ISSAQUAH, Wash. — Issaquah’s Ben Armlin said he was feeling nostalgic when he first started riding his tricycle back in 2015.
Armlin has several trikes now and said he’s learned to perfect the design through years of field tests. Armlin and his trike are very popular this week as a heat wave has the Seattle area scrambling for relief.
Issaquah Ice Cream Trike is Armlin’s nostalgic twist on the modern ice cream truck - minus the truck.
“I like pedaling around instead of being in a vehicle because it’s friendlier and I get to meet everybody face to face,” said Armlin.
Issaquah Ice Cream Trike is a fusion of ingenuity and Armlin’s desire to be like the old-fashioned ice cream vendors he remembers as a kid.
“I wanted my whole look to be friendly and approachable,” Armlin said.
He wears the vintage looking paper cap, only his is made from cloth and custom sewn by his mother. A bowtie and colorful sweatband accent a crisp white shirt with a name tag. It's a self-imposed and self-created throwback uniform to make people smile.
“I’ve had a lot of jobs, but it’s different when I return home happy because people were happy to see me all day long.” said Armlin.
The trike was mostly designed by a company out of Portland Oregon. For several years Ben made it work as is.
“A company called Electric & Folding Bikes Northwest helped me make the leap to adding some power to the trike and that changed everything,” Armlin said.
The power assist allows him to be more ambitious with his haul.
“I can bike around about 600 items and today I’ll put in more than 20 miles.” Armlin said.
The tech twist comes through a simple use of GPS. Armlin said that everyday on social media he shares his schedule of where he will be and a link to his live GPS.
“Kids and adults like the tracker. I’ve even had people following me in cars, waiting to see where I’ll stop,” he said.
On Wednesday, the trike started at Swedish Hospital, offering treats to the staff before Armlin peddled his way to spend the afternoon in downtown issaquah.

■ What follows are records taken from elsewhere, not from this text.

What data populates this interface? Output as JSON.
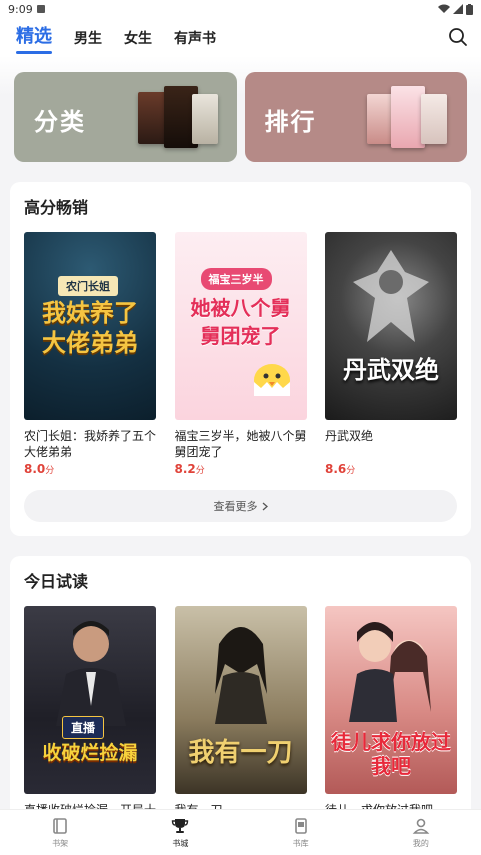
{
  "status": {
    "time": "9:09"
  },
  "topnav": {
    "tabs": [
      {
        "label": "精选",
        "active": true
      },
      {
        "label": "男生",
        "active": false
      },
      {
        "label": "女生",
        "active": false
      },
      {
        "label": "有声书",
        "active": false
      }
    ]
  },
  "banners": [
    {
      "label": "分类"
    },
    {
      "label": "排行"
    }
  ],
  "sections": {
    "top": {
      "title": "高分畅销",
      "more": "查看更多",
      "books": [
        {
          "title": "农门长姐：我娇养了五个大佬弟弟",
          "score": "8.0",
          "unit": "分",
          "cover_text": "我妹养了大佬弟弟",
          "cover_tag": "农门长姐"
        },
        {
          "title": "福宝三岁半，她被八个舅舅团宠了",
          "score": "8.2",
          "unit": "分",
          "cover_text": "她被八个舅舅团宠了",
          "cover_tag": "福宝三岁半"
        },
        {
          "title": "丹武双绝",
          "score": "8.6",
          "unit": "分",
          "cover_text": "丹武双绝",
          "cover_tag": ""
        }
      ]
    },
    "today": {
      "title": "今日试读",
      "books": [
        {
          "title": "直播收破烂捡漏，开局十万倍暴利",
          "cover_text": "收破烂捡漏",
          "cover_tag": "直播"
        },
        {
          "title": "我有一刀",
          "cover_text": "我有一刀",
          "cover_tag": ""
        },
        {
          "title": "徒儿，求你放过我吧",
          "cover_text": "徒儿求你放过我吧",
          "cover_tag": ""
        }
      ]
    }
  },
  "bottomnav": [
    {
      "label": "书架",
      "icon": "bookshelf-icon",
      "active": false
    },
    {
      "label": "书城",
      "icon": "trophy-icon",
      "active": true
    },
    {
      "label": "书库",
      "icon": "library-icon",
      "active": false
    },
    {
      "label": "我的",
      "icon": "profile-icon",
      "active": false
    }
  ],
  "colors": {
    "accent": "#2b6de5",
    "score": "#e0433a"
  }
}
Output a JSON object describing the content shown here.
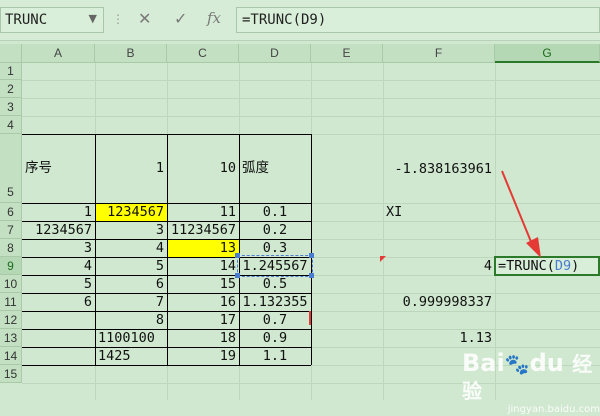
{
  "name_box": "TRUNC",
  "formula_bar": "=TRUNC(D9)",
  "toolbar": {
    "cancel": "✕",
    "enter": "✓",
    "fx": "fx"
  },
  "columns": [
    "A",
    "B",
    "C",
    "D",
    "E",
    "F",
    "G"
  ],
  "rows": [
    "1",
    "2",
    "3",
    "4",
    "5",
    "6",
    "7",
    "8",
    "9",
    "10",
    "11",
    "12",
    "13",
    "14",
    "15"
  ],
  "cells": {
    "A5": "序号",
    "C5": "10",
    "B5": "1",
    "D5": "弧度",
    "F5": "-1.838163961",
    "A6": "1",
    "B6": "1234567",
    "C6": "11",
    "D6": "0.1",
    "E6": "XI",
    "A7": "1234567",
    "B7": "3",
    "C7": "11234567",
    "D7": "0.2",
    "A8": "3",
    "B8": "4",
    "C8": "13",
    "D8": "0.3",
    "A9": "4",
    "B9": "5",
    "C9": "14",
    "D9": "1.245567",
    "F9": "4",
    "G9_prefix": "=TRUNC(",
    "G9_ref": "D9",
    "G9_suffix": ")",
    "A10": "5",
    "B10": "6",
    "C10": "15",
    "D10": "0.5",
    "A11": "6",
    "B11": "7",
    "C11": "16",
    "D11": "1.132355",
    "F11": "0.999998337",
    "B12": "8",
    "C12": "17",
    "D12": "0.7",
    "B13": "1100100",
    "C13": "18",
    "D13": "0.9",
    "F13": "1.13",
    "B14": "1425",
    "C14": "19",
    "D14": "1.1"
  },
  "colors": {
    "sheet_bg": "#cfe8cf",
    "highlight": "#ffff00",
    "arrow": "#e53935",
    "selection": "#2a7a2a",
    "reference": "#4a7cd1"
  },
  "watermark": {
    "brand": "Bai",
    "paw": "🐾",
    "brand2": "du",
    "product": "经验",
    "url": "jingyan.baidu.com"
  }
}
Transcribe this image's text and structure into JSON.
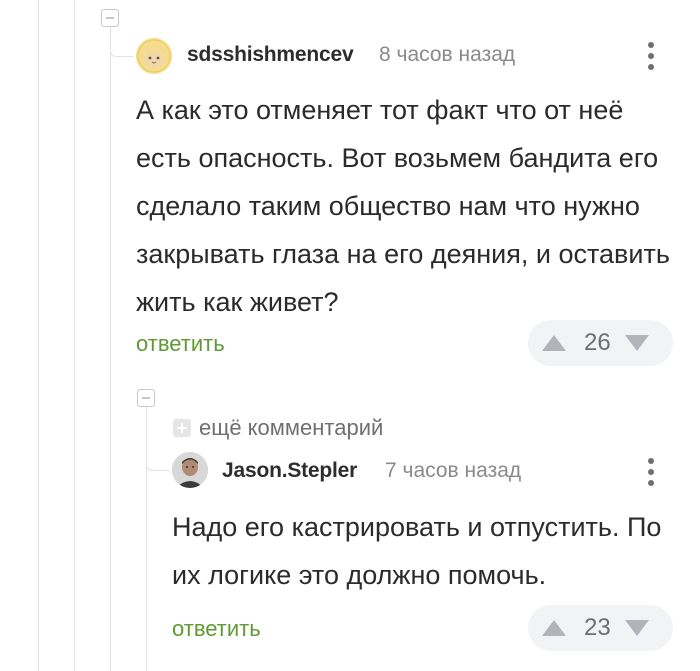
{
  "comments": [
    {
      "username": "sdsshishmencev",
      "time": "8 часов назад",
      "text": "А как это отменяет тот факт что от неё есть опасность. Вот возьмем бандита его сделало таким общество нам что нужно закрывать глаза на его деяния, и оставить жить как живет?",
      "reply_label": "ответить",
      "rating": "26"
    },
    {
      "username": "Jason.Stepler",
      "time": "7 часов назад",
      "text": "Надо его кастрировать и отпустить. По их логике это должно помочь.",
      "reply_label": "ответить",
      "rating": "23"
    }
  ],
  "more_comments_label": "ещё комментарий",
  "icons": {
    "collapse": "collapse-minus-icon",
    "more": "vertical-dots-icon",
    "upvote": "triangle-up-icon",
    "downvote": "triangle-down-icon",
    "expand": "plus-square-icon"
  },
  "colors": {
    "reply_link": "#5f9a32",
    "thread_line": "#e2e2e2",
    "rating_bg": "#f2f3f5"
  }
}
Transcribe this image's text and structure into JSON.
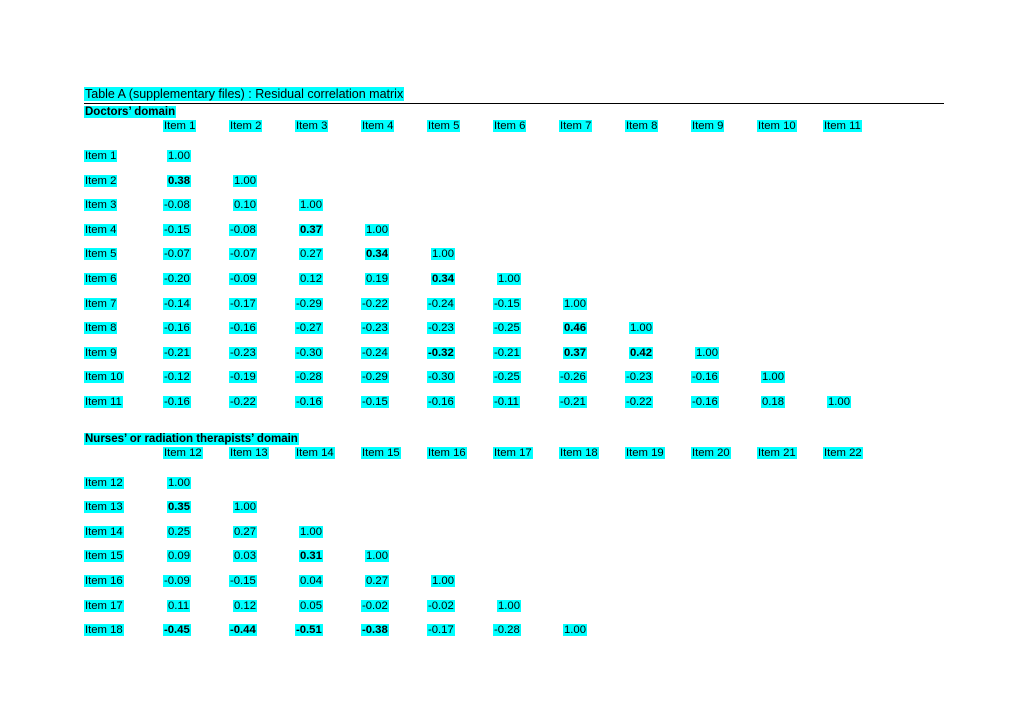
{
  "title": "Table A (supplementary files) : Residual correlation matrix",
  "colors": {
    "highlight": "#00ffff",
    "text": "#000000",
    "rule": "#000000"
  },
  "sections": [
    {
      "heading": "Doctors’ domain",
      "columns": [
        "Item 1",
        "Item 2",
        "Item 3",
        "Item 4",
        "Item 5",
        "Item 6",
        "Item 7",
        "Item 8",
        "Item 9",
        "Item 10",
        "Item 11"
      ],
      "rows": [
        {
          "label": "Item 1",
          "values": [
            "1.00"
          ]
        },
        {
          "label": "Item 2",
          "values": [
            "0.38",
            "1.00"
          ]
        },
        {
          "label": "Item 3",
          "values": [
            "-0.08",
            "0.10",
            "1.00"
          ]
        },
        {
          "label": "Item 4",
          "values": [
            "-0.15",
            "-0.08",
            "0.37",
            "1.00"
          ]
        },
        {
          "label": "Item 5",
          "values": [
            "-0.07",
            "-0.07",
            "0.27",
            "0.34",
            "1.00"
          ]
        },
        {
          "label": "Item 6",
          "values": [
            "-0.20",
            "-0.09",
            "0.12",
            "0.19",
            "0.34",
            "1.00"
          ]
        },
        {
          "label": "Item 7",
          "values": [
            "-0.14",
            "-0.17",
            "-0.29",
            "-0.22",
            "-0.24",
            "-0.15",
            "1.00"
          ]
        },
        {
          "label": "Item 8",
          "values": [
            "-0.16",
            "-0.16",
            "-0.27",
            "-0.23",
            "-0.23",
            "-0.25",
            "0.46",
            "1.00"
          ]
        },
        {
          "label": "Item 9",
          "values": [
            "-0.21",
            "-0.23",
            "-0.30",
            "-0.24",
            "-0.32",
            "-0.21",
            "0.37",
            "0.42",
            "1.00"
          ]
        },
        {
          "label": "Item 10",
          "values": [
            "-0.12",
            "-0.19",
            "-0.28",
            "-0.29",
            "-0.30",
            "-0.25",
            "-0.26",
            "-0.23",
            "-0.16",
            "1.00"
          ]
        },
        {
          "label": "Item 11",
          "values": [
            "-0.16",
            "-0.22",
            "-0.16",
            "-0.15",
            "-0.16",
            "-0.11",
            "-0.21",
            "-0.22",
            "-0.16",
            "0.18",
            "1.00"
          ]
        }
      ],
      "bold": [
        [
          1,
          0
        ],
        [
          3,
          2
        ],
        [
          4,
          3
        ],
        [
          5,
          4
        ],
        [
          8,
          4
        ],
        [
          7,
          6
        ],
        [
          8,
          6
        ],
        [
          8,
          7
        ]
      ]
    },
    {
      "heading": "Nurses’ or radiation therapists’ domain",
      "columns": [
        "Item 12",
        "Item 13",
        "Item 14",
        "Item 15",
        "Item 16",
        "Item 17",
        "Item 18",
        "Item 19",
        "Item 20",
        "Item 21",
        "Item 22"
      ],
      "rows": [
        {
          "label": "Item 12",
          "values": [
            "1.00"
          ]
        },
        {
          "label": "Item 13",
          "values": [
            "0.35",
            "1.00"
          ]
        },
        {
          "label": "Item 14",
          "values": [
            "0.25",
            "0.27",
            "1.00"
          ]
        },
        {
          "label": "Item 15",
          "values": [
            "0.09",
            "0.03",
            "0.31",
            "1.00"
          ]
        },
        {
          "label": "Item 16",
          "values": [
            "-0.09",
            "-0.15",
            "0.04",
            "0.27",
            "1.00"
          ]
        },
        {
          "label": "Item 17",
          "values": [
            "0.11",
            "0.12",
            "0.05",
            "-0.02",
            "-0.02",
            "1.00"
          ]
        },
        {
          "label": "Item 18",
          "values": [
            "-0.45",
            "-0.44",
            "-0.51",
            "-0.38",
            "-0.17",
            "-0.28",
            "1.00"
          ]
        }
      ],
      "bold": [
        [
          1,
          0
        ],
        [
          3,
          2
        ],
        [
          6,
          0
        ],
        [
          6,
          1
        ],
        [
          6,
          2
        ],
        [
          6,
          3
        ]
      ]
    }
  ]
}
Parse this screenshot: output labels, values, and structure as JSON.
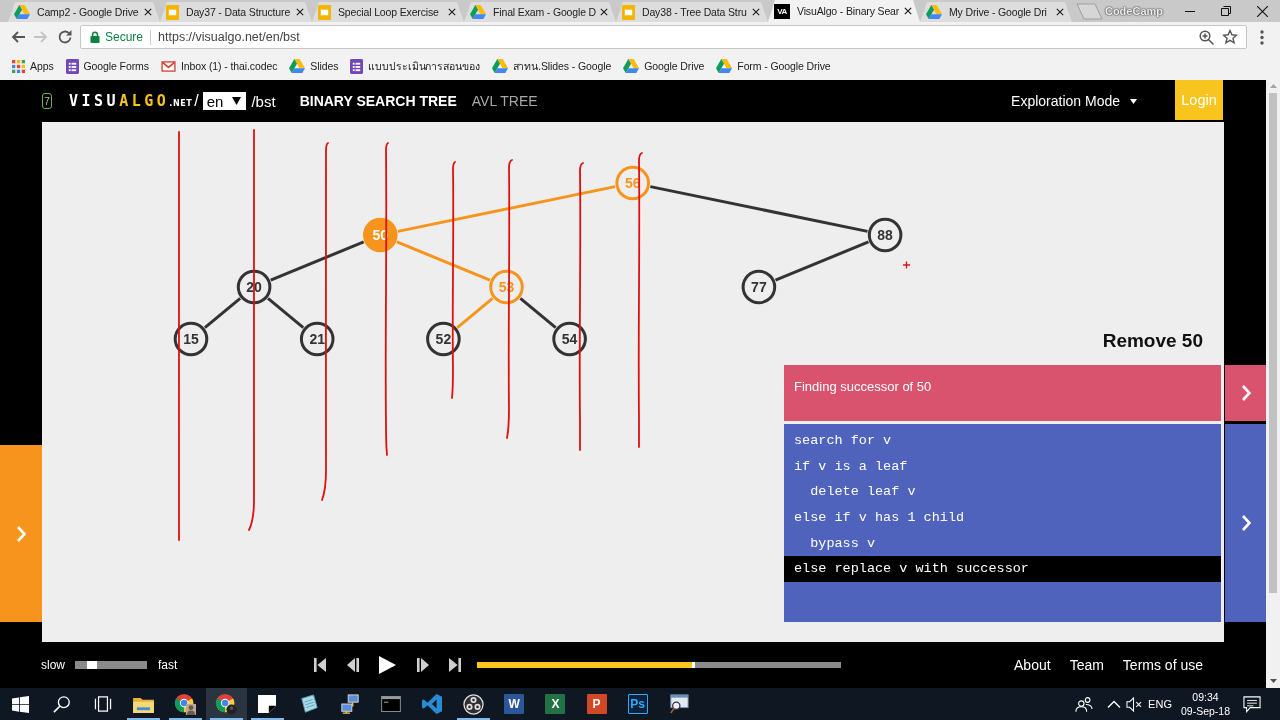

“This heatwave is OK by me. Last summer, we hit 116 on the highlands ... so temps in the 90’s won’t keep me from pedaling my popsicles around to the people," Armlin said.